**Entries supplied:**
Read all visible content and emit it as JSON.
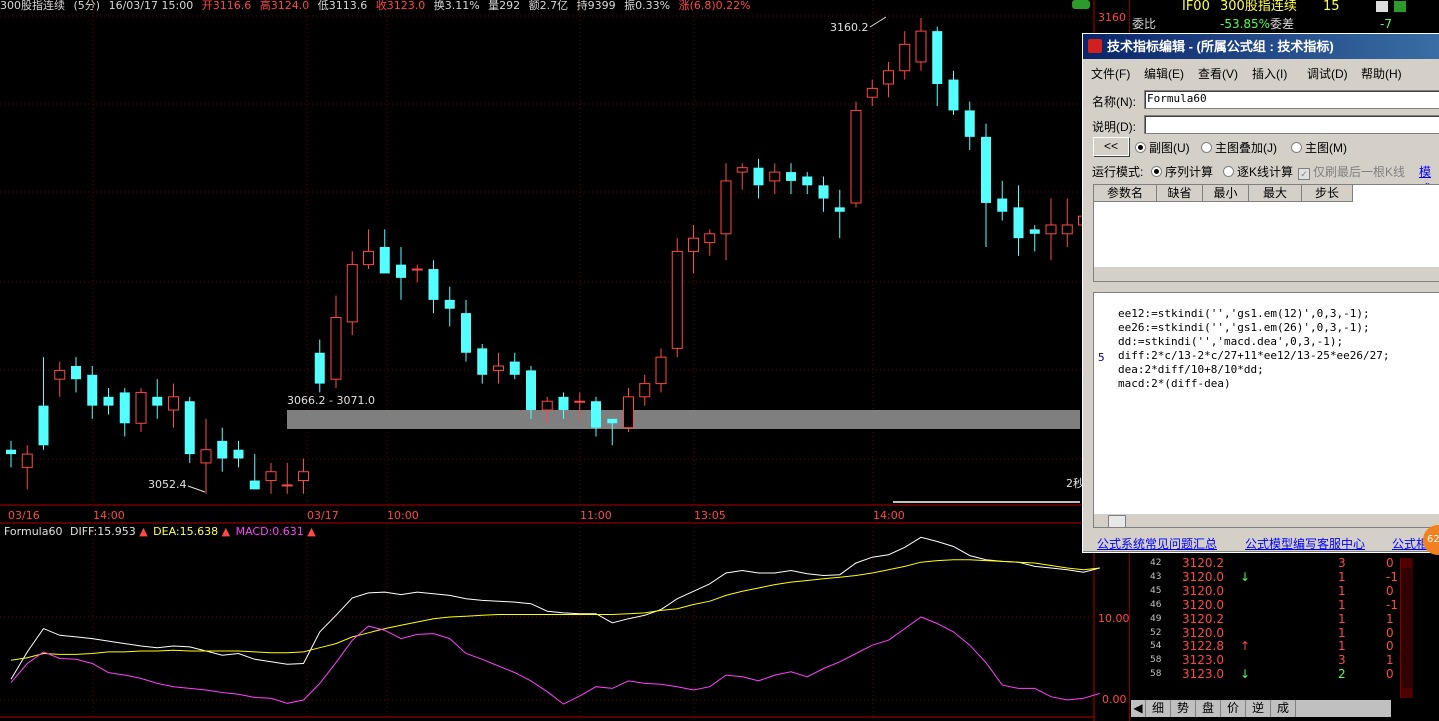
{
  "topbar": {
    "name": "300股指连续",
    "period": "(5分)",
    "datetime": "16/03/17 15:00",
    "open": "开3116.6",
    "high": "高3124.0",
    "low": "低3113.6",
    "close": "收3123.0",
    "turnover": "换3.11%",
    "volume": "量292",
    "amount": "额2.7亿",
    "hold": "持9399",
    "amplitude": "振0.33%",
    "change": "涨(6.8)0.22%"
  },
  "main_chart": {
    "price_labels": {
      "high_label": "3160.2",
      "low_label": "3052.4",
      "zone_label": "3066.2 - 3071.0",
      "axis_top": "3160",
      "partial_label": "2秒"
    },
    "time_labels": [
      "03/16",
      "14:00",
      "03/17",
      "10:00",
      "11:00",
      "13:05",
      "14:00"
    ]
  },
  "indicator": {
    "name": "Formula60",
    "diff_label": "DIFF:15.953",
    "dea_label": "DEA:15.638",
    "macd_label": "MACD:0.631",
    "axis_labels": [
      "10.00",
      "0.00"
    ],
    "colors": {
      "diff": "#ffffff",
      "dea": "#ffff00",
      "macd": "#ff40ff"
    }
  },
  "quote_header": {
    "code": "IF00",
    "name": "300股指连续",
    "num": "15",
    "weibi_label": "委比",
    "weibi_value": "-53.85%",
    "weicha_label": "委差",
    "weicha_value": "-7"
  },
  "ticks": [
    {
      "t": "42",
      "price": "3120.2",
      "arrow": "",
      "vol": "3",
      "chg": "0"
    },
    {
      "t": "43",
      "price": "3120.0",
      "arrow": "↓",
      "vol": "1",
      "chg": "-1"
    },
    {
      "t": "45",
      "price": "3120.0",
      "arrow": "",
      "vol": "1",
      "chg": "0"
    },
    {
      "t": "46",
      "price": "3120.0",
      "arrow": "",
      "vol": "1",
      "chg": "-1"
    },
    {
      "t": "49",
      "price": "3120.2",
      "arrow": "",
      "vol": "1",
      "chg": "1"
    },
    {
      "t": "52",
      "price": "3120.0",
      "arrow": "",
      "vol": "1",
      "chg": "0"
    },
    {
      "t": "54",
      "price": "3122.8",
      "arrow": "↑",
      "vol": "1",
      "chg": "0"
    },
    {
      "t": "58",
      "price": "3123.0",
      "arrow": "",
      "vol": "3",
      "chg": "1"
    },
    {
      "t": "58",
      "price": "3123.0",
      "arrow": "↓",
      "vol": "2",
      "chg": "0"
    }
  ],
  "bottom_tabs": [
    "细",
    "势",
    "盘",
    "价",
    "逆",
    "成"
  ],
  "dialog": {
    "title": "技术指标编辑 - (所属公式组 : 技术指标)",
    "menu": [
      "文件(F)",
      "编辑(E)",
      "查看(V)",
      "插入(I)",
      "调试(D)",
      "帮助(H)"
    ],
    "name_label": "名称(N):",
    "name_value": "Formula60",
    "desc_label": "说明(D):",
    "desc_value": "",
    "back_button": "<<",
    "radio_sub": "副图(U)",
    "radio_overlay": "主图叠加(J)",
    "radio_main": "主图(M)",
    "mode_label": "运行模式:",
    "mode_seq": "序列计算",
    "mode_each": "逐K线计算",
    "mode_last": "仅刷最后一根K线",
    "mode_more": "模式",
    "param_headers": [
      "参数名",
      "缺省",
      "最小",
      "最大",
      "步长"
    ],
    "code_line_no": "5",
    "code_lines": [
      "ee12:=stkindi('','gs1.em(12)',0,3,-1);",
      "ee26:=stkindi('','gs1.em(26)',0,3,-1);",
      "dd:=stkindi('','macd.dea',0,3,-1);",
      "diff:2*c/13-2*c/27+11*ee12/13-25*ee26/27;",
      "dea:2*diff/10+8/10*dd;",
      "macd:2*(diff-dea)"
    ],
    "links": [
      "公式系统常见问题汇总",
      "公式模型编写客服中心",
      "公式相"
    ]
  },
  "candles": [
    {
      "o": 3062,
      "h": 3064,
      "l": 3058,
      "c": 3061
    },
    {
      "o": 3058,
      "h": 3063,
      "l": 3053,
      "c": 3061
    },
    {
      "o": 3072,
      "h": 3083,
      "l": 3062,
      "c": 3063
    },
    {
      "o": 3078,
      "h": 3082,
      "l": 3074,
      "c": 3080
    },
    {
      "o": 3081,
      "h": 3083,
      "l": 3075,
      "c": 3078
    },
    {
      "o": 3079,
      "h": 3081,
      "l": 3069,
      "c": 3072
    },
    {
      "o": 3074,
      "h": 3076,
      "l": 3070,
      "c": 3072
    },
    {
      "o": 3075,
      "h": 3076,
      "l": 3065,
      "c": 3068
    },
    {
      "o": 3068,
      "h": 3076,
      "l": 3066,
      "c": 3075
    },
    {
      "o": 3074,
      "h": 3078,
      "l": 3069,
      "c": 3072
    },
    {
      "o": 3071,
      "h": 3077,
      "l": 3067,
      "c": 3074
    },
    {
      "o": 3073,
      "h": 3074,
      "l": 3059,
      "c": 3061
    },
    {
      "o": 3059,
      "h": 3069,
      "l": 3052,
      "c": 3062
    },
    {
      "o": 3064,
      "h": 3067,
      "l": 3057,
      "c": 3060
    },
    {
      "o": 3062,
      "h": 3064,
      "l": 3058,
      "c": 3060
    },
    {
      "o": 3055,
      "h": 3061,
      "l": 3053,
      "c": 3053
    },
    {
      "o": 3055,
      "h": 3059,
      "l": 3052,
      "c": 3057
    },
    {
      "o": 3054,
      "h": 3059,
      "l": 3052,
      "c": 3054
    },
    {
      "o": 3055,
      "h": 3060,
      "l": 3052,
      "c": 3057
    },
    {
      "o": 3084,
      "h": 3087,
      "l": 3075,
      "c": 3077
    },
    {
      "o": 3078,
      "h": 3097,
      "l": 3076,
      "c": 3092
    },
    {
      "o": 3091,
      "h": 3107,
      "l": 3088,
      "c": 3104
    },
    {
      "o": 3104,
      "h": 3112,
      "l": 3103,
      "c": 3107
    },
    {
      "o": 3108,
      "h": 3112,
      "l": 3103,
      "c": 3102
    },
    {
      "o": 3104,
      "h": 3108,
      "l": 3096,
      "c": 3101
    },
    {
      "o": 3103,
      "h": 3104,
      "l": 3100,
      "c": 3103
    },
    {
      "o": 3103,
      "h": 3105,
      "l": 3093,
      "c": 3096
    },
    {
      "o": 3096,
      "h": 3099,
      "l": 3090,
      "c": 3094
    },
    {
      "o": 3093,
      "h": 3096,
      "l": 3082,
      "c": 3084
    },
    {
      "o": 3085,
      "h": 3086,
      "l": 3077,
      "c": 3079
    },
    {
      "o": 3080,
      "h": 3084,
      "l": 3077,
      "c": 3081
    },
    {
      "o": 3082,
      "h": 3084,
      "l": 3078,
      "c": 3079
    },
    {
      "o": 3080,
      "h": 3081,
      "l": 3069,
      "c": 3071
    },
    {
      "o": 3071,
      "h": 3074,
      "l": 3068,
      "c": 3073
    },
    {
      "o": 3074,
      "h": 3075,
      "l": 3069,
      "c": 3071
    },
    {
      "o": 3073,
      "h": 3075,
      "l": 3069,
      "c": 3073
    },
    {
      "o": 3073,
      "h": 3074,
      "l": 3065,
      "c": 3067
    },
    {
      "o": 3069,
      "h": 3069,
      "l": 3063,
      "c": 3068
    },
    {
      "o": 3067,
      "h": 3076,
      "l": 3066,
      "c": 3074
    },
    {
      "o": 3074,
      "h": 3079,
      "l": 3072,
      "c": 3077
    },
    {
      "o": 3077,
      "h": 3085,
      "l": 3075,
      "c": 3083
    },
    {
      "o": 3085,
      "h": 3110,
      "l": 3083,
      "c": 3107
    },
    {
      "o": 3107,
      "h": 3113,
      "l": 3102,
      "c": 3110
    },
    {
      "o": 3109,
      "h": 3112,
      "l": 3106,
      "c": 3111
    },
    {
      "o": 3111,
      "h": 3127,
      "l": 3105,
      "c": 3123
    },
    {
      "o": 3125,
      "h": 3127,
      "l": 3121,
      "c": 3126
    },
    {
      "o": 3126,
      "h": 3128,
      "l": 3119,
      "c": 3122
    },
    {
      "o": 3123,
      "h": 3127,
      "l": 3120,
      "c": 3125
    },
    {
      "o": 3125,
      "h": 3127,
      "l": 3120,
      "c": 3123
    },
    {
      "o": 3124,
      "h": 3125,
      "l": 3120,
      "c": 3122
    },
    {
      "o": 3122,
      "h": 3124,
      "l": 3116,
      "c": 3119
    },
    {
      "o": 3117,
      "h": 3121,
      "l": 3110,
      "c": 3116
    },
    {
      "o": 3118,
      "h": 3141,
      "l": 3117,
      "c": 3139
    },
    {
      "o": 3142,
      "h": 3146,
      "l": 3140,
      "c": 3144
    },
    {
      "o": 3145,
      "h": 3150,
      "l": 3142,
      "c": 3148
    },
    {
      "o": 3148,
      "h": 3157,
      "l": 3146,
      "c": 3154
    },
    {
      "o": 3150,
      "h": 3160,
      "l": 3148,
      "c": 3157
    },
    {
      "o": 3157,
      "h": 3158,
      "l": 3140,
      "c": 3145
    },
    {
      "o": 3146,
      "h": 3148,
      "l": 3138,
      "c": 3139
    },
    {
      "o": 3139,
      "h": 3141,
      "l": 3130,
      "c": 3133
    },
    {
      "o": 3133,
      "h": 3136,
      "l": 3108,
      "c": 3118
    },
    {
      "o": 3119,
      "h": 3123,
      "l": 3114,
      "c": 3116
    },
    {
      "o": 3117,
      "h": 3122,
      "l": 3106,
      "c": 3110
    },
    {
      "o": 3112,
      "h": 3113,
      "l": 3107,
      "c": 3111
    },
    {
      "o": 3111,
      "h": 3119,
      "l": 3105,
      "c": 3113
    },
    {
      "o": 3111,
      "h": 3119,
      "l": 3108,
      "c": 3113
    },
    {
      "o": 3113,
      "h": 3116,
      "l": 3108,
      "c": 3115
    },
    {
      "o": 3116,
      "h": 3126,
      "l": 3113,
      "c": 3122
    }
  ],
  "indicator_series": {
    "diff": [
      2.5,
      5.8,
      8.6,
      7.8,
      7.6,
      7.4,
      7.1,
      6.8,
      6.5,
      6.3,
      6.5,
      6.4,
      5.9,
      5.4,
      5.6,
      4.9,
      4.6,
      4.3,
      4.4,
      8.2,
      10.2,
      12.3,
      12.9,
      13.0,
      12.7,
      13.0,
      12.8,
      12.6,
      12.2,
      12.0,
      11.9,
      11.8,
      11.6,
      10.7,
      10.5,
      10.4,
      10.4,
      9.3,
      9.8,
      10.2,
      10.9,
      12.2,
      13.1,
      14.0,
      15.3,
      15.6,
      15.3,
      15.3,
      15.6,
      15.2,
      15.0,
      15.1,
      16.5,
      17.2,
      17.5,
      18.4,
      19.6,
      19.1,
      18.5,
      17.4,
      16.9,
      16.7,
      16.6,
      16.1,
      15.9,
      15.7,
      15.4,
      15.9
    ],
    "dea": [
      4.8,
      5.1,
      5.6,
      5.5,
      5.5,
      5.6,
      5.8,
      5.8,
      5.9,
      5.9,
      6.0,
      5.9,
      5.9,
      5.9,
      5.9,
      5.8,
      5.7,
      5.7,
      5.8,
      6.3,
      6.8,
      7.6,
      8.1,
      8.6,
      9.0,
      9.4,
      9.8,
      10.0,
      10.1,
      10.2,
      10.3,
      10.3,
      10.3,
      10.3,
      10.3,
      10.3,
      10.3,
      10.3,
      10.4,
      10.5,
      10.8,
      11.0,
      11.5,
      11.9,
      12.6,
      13.1,
      13.5,
      13.9,
      14.2,
      14.4,
      14.6,
      14.8,
      15.0,
      15.3,
      15.7,
      16.1,
      16.6,
      16.8,
      16.9,
      16.9,
      16.8,
      16.7,
      16.6,
      16.5,
      16.2,
      15.9,
      15.7,
      15.9
    ],
    "macd": [
      2.1,
      4.4,
      5.8,
      5.0,
      4.9,
      4.4,
      3.3,
      3.0,
      2.6,
      2.0,
      1.6,
      1.4,
      1.2,
      0.9,
      0.7,
      0.3,
      0.2,
      -0.4,
      0.0,
      2.0,
      4.5,
      7.2,
      8.9,
      8.4,
      7.4,
      7.9,
      8.0,
      7.4,
      5.6,
      4.9,
      4.1,
      3.3,
      2.3,
      1.0,
      -0.5,
      0.5,
      1.6,
      1.4,
      2.3,
      2.0,
      1.9,
      1.6,
      1.2,
      1.6,
      3.0,
      2.8,
      2.3,
      3.0,
      3.4,
      2.8,
      3.8,
      4.6,
      5.6,
      6.6,
      7.2,
      8.6,
      10.0,
      9.2,
      8.2,
      6.6,
      4.5,
      1.8,
      1.4,
      1.4,
      0.4,
      0.0,
      0.2,
      0.8
    ]
  }
}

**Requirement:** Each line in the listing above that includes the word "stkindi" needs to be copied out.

**Your solution:**
      "ee12:=stkindi('','gs1.em(12)',0,3,-1);",
      "ee26:=stkindi('','gs1.em(26)',0,3,-1);",
      "dd:=stkindi('','macd.dea',0,3,-1);",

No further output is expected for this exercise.